EXERCISE BRIEF:
Scan the entries below and extract each line with the word "this" in it.

Content starts

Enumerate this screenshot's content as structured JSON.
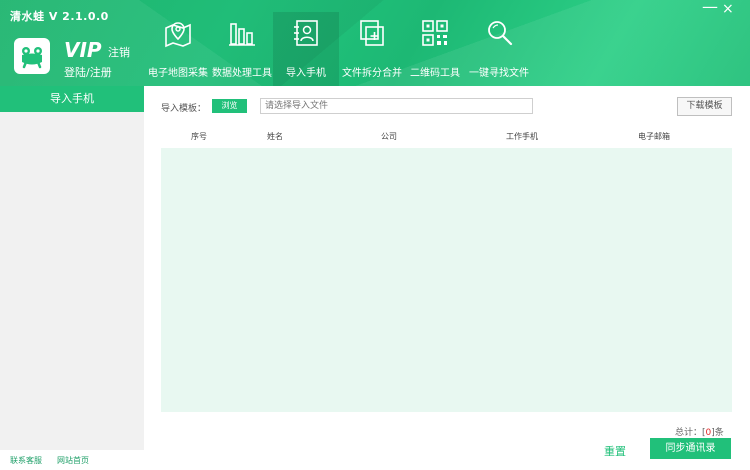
{
  "window": {
    "title": "清水蛙 V 2.1.0.0",
    "minimize_symbol": "—",
    "close_symbol": "×"
  },
  "account": {
    "vip_label": "VIP",
    "logout_label": "注销",
    "login_label": "登陆/注册"
  },
  "toolbar": {
    "items": [
      {
        "label": "电子地图采集",
        "icon": "map-pin-icon"
      },
      {
        "label": "数据处理工具",
        "icon": "bar-chart-icon"
      },
      {
        "label": "导入手机",
        "icon": "contact-card-icon"
      },
      {
        "label": "文件拆分合并",
        "icon": "file-split-icon"
      },
      {
        "label": "二维码工具",
        "icon": "qr-code-icon"
      },
      {
        "label": "一键寻找文件",
        "icon": "search-icon"
      }
    ],
    "active_index": 2
  },
  "sidebar": {
    "active_item": "导入手机"
  },
  "import_form": {
    "template_label": "导入模板：",
    "browse_label": "浏览",
    "file_placeholder": "请选择导入文件",
    "download_label": "下载模板"
  },
  "table": {
    "columns": [
      "序号",
      "姓名",
      "公司",
      "工作手机",
      "电子邮箱"
    ],
    "rows": []
  },
  "summary": {
    "prefix": "总计：[",
    "count": "0",
    "suffix": "]条"
  },
  "actions": {
    "reset_label": "重置",
    "sync_label": "同步通讯录"
  },
  "footer": {
    "support_label": "联系客服",
    "homepage_label": "网站首页"
  },
  "colors": {
    "accent": "#21c07a",
    "table_bg": "#e8f8f1",
    "sidebar_bg": "#f1f1f1"
  }
}
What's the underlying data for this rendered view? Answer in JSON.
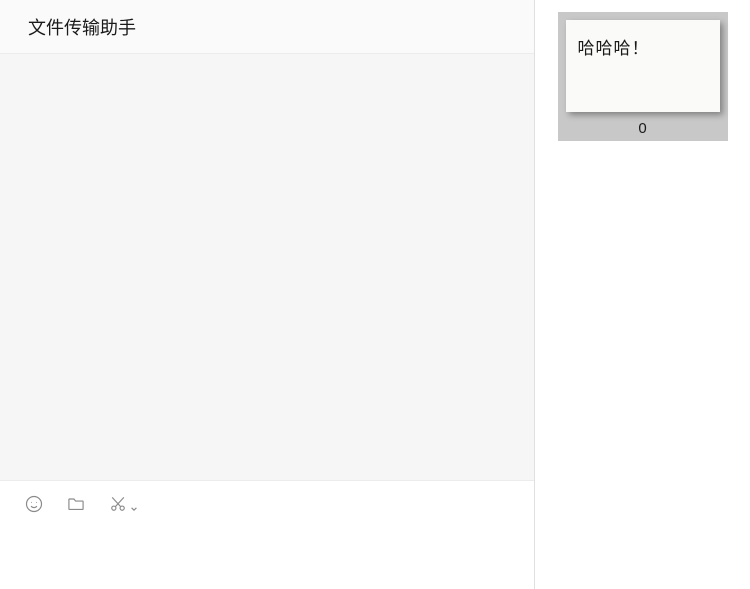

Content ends

WRITTEN SOLUTION:
Enumerate this screenshot's content as structured JSON.
What's the underlying data for this rendered view? Answer in JSON.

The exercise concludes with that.